With this calculated "optimal" scroll position scroll_to() is called, and
returns the actual pager position -- this may differ from the requested when
the anchor is near the screen top or bottom. Having this, the actual screen
positions of the anchor start and end are calculated. If these are identical
(empty block anchor), the end position (pointing, as always, *after* the last
anchor line), is incremented by one to cause a mark being displayed in the
next line. The theoretical start and end positions are then truncated to the
Finally, a mark (the string "cfg.anchor_mark") is printed in the rightmost
column of every screen line in the area spanned by the link, as calculated
before. These marks are printed directly to the curses screen; they aren't
stored in the item tree.
The cursor is moved to the exact anchor start position using _set_cursor()_
When activate_anchor() is called with -1 as anchor number, the previously
activated anchor is deactivated. The page isn't scrolled in this case, but the
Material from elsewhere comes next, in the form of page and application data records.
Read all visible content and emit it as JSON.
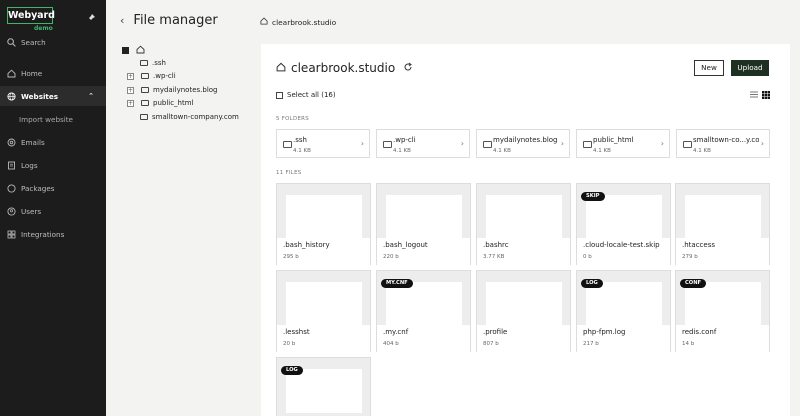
{
  "sidebar": {
    "logo": "Webyard",
    "logo_sub": "demo",
    "search": "Search",
    "items": [
      {
        "label": "Home"
      },
      {
        "label": "Websites"
      },
      {
        "label": "Import website"
      },
      {
        "label": "Emails"
      },
      {
        "label": "Logs"
      },
      {
        "label": "Packages"
      },
      {
        "label": "Users"
      },
      {
        "label": "Integrations"
      }
    ]
  },
  "tree": {
    "title": "File manager",
    "items": [
      ".ssh",
      ".wp-cli",
      "mydailynotes.blog",
      "public_html",
      "smalltown-company.com"
    ]
  },
  "breadcrumb": "clearbrook.studio",
  "main": {
    "title": "clearbrook.studio",
    "new_label": "New",
    "upload_label": "Upload",
    "select_all": "Select all (16)",
    "folders_label": "5 FOLDERS",
    "files_label": "11 FILES"
  },
  "folders": [
    {
      "name": ".ssh",
      "size": "4.1 KB"
    },
    {
      "name": ".wp-cli",
      "size": "4.1 KB"
    },
    {
      "name": "mydailynotes.blog",
      "size": "4.1 KB"
    },
    {
      "name": "public_html",
      "size": "4.1 KB"
    },
    {
      "name": "smalltown-co...y.com",
      "size": "4.1 KB"
    }
  ],
  "files": [
    {
      "name": ".bash_history",
      "size": "295 b",
      "tag": ""
    },
    {
      "name": ".bash_logout",
      "size": "220 b",
      "tag": ""
    },
    {
      "name": ".bashrc",
      "size": "3.77 KB",
      "tag": ""
    },
    {
      "name": ".cloud-locale-test.skip",
      "size": "0 b",
      "tag": "SKIP"
    },
    {
      "name": ".htaccess",
      "size": "279 b",
      "tag": ""
    },
    {
      "name": ".lesshst",
      "size": "20 b",
      "tag": ""
    },
    {
      "name": ".my.cnf",
      "size": "404 b",
      "tag": "MY.CNF"
    },
    {
      "name": ".profile",
      "size": "807 b",
      "tag": ""
    },
    {
      "name": "php-fpm.log",
      "size": "217 b",
      "tag": "LOG"
    },
    {
      "name": "redis.conf",
      "size": "14 b",
      "tag": "CONF"
    },
    {
      "name": "",
      "size": "",
      "tag": "LOG"
    }
  ]
}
screen position of the anchor is calculated as well; the marks are cleared
by re-rendering the area where the marks were drawn. (Calling _render()_
(described in hacking-layout.*) with the "overpaint" flag.)
The deactivating is done by the pager after the first keypress. (*After*
the associated function was performed.)